- **What to work on**
Which lines in the records below contain the word "assets"? Return each of them.

Interface dataset entries:
····················

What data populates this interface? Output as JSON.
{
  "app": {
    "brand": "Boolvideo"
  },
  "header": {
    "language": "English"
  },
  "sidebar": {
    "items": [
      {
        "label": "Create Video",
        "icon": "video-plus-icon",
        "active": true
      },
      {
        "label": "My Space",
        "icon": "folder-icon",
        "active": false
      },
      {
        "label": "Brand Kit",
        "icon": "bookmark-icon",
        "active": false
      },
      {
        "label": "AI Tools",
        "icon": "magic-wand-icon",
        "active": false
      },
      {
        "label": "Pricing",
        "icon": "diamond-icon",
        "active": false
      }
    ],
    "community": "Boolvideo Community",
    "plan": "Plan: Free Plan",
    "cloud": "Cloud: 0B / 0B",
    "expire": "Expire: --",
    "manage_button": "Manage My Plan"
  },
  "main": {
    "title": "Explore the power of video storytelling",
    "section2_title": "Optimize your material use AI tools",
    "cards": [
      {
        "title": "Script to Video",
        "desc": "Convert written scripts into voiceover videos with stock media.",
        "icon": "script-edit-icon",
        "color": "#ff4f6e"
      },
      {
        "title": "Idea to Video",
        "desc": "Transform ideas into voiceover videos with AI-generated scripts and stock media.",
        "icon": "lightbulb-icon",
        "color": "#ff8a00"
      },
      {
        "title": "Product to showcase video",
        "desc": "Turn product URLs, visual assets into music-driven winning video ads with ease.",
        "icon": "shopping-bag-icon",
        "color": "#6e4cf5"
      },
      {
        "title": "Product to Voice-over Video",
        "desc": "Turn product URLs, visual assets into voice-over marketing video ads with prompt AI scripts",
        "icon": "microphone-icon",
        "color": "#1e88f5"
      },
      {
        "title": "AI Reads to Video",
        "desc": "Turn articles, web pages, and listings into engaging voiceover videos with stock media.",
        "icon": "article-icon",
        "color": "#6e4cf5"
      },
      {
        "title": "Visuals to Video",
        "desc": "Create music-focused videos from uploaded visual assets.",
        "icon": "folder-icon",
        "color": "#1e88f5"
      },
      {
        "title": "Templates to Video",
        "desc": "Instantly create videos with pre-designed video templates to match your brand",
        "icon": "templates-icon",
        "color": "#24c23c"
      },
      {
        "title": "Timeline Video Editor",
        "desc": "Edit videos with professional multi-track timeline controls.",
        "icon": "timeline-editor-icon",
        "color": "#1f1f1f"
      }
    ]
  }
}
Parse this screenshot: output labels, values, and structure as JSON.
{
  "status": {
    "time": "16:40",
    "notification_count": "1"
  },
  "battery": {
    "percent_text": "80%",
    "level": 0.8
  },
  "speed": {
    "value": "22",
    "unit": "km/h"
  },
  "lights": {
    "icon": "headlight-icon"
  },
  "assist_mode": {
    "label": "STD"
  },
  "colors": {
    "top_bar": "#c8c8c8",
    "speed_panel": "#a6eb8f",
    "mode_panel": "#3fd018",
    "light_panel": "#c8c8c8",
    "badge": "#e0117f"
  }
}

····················

- **Output below**
        "desc": "Turn product URLs, visual assets into music-driven winning video ads with ease.",
        "desc": "Turn product URLs, visual assets into voice-over marketing video ads with prompt AI scripts",
        "desc": "Create music-focused videos from uploaded visual assets.",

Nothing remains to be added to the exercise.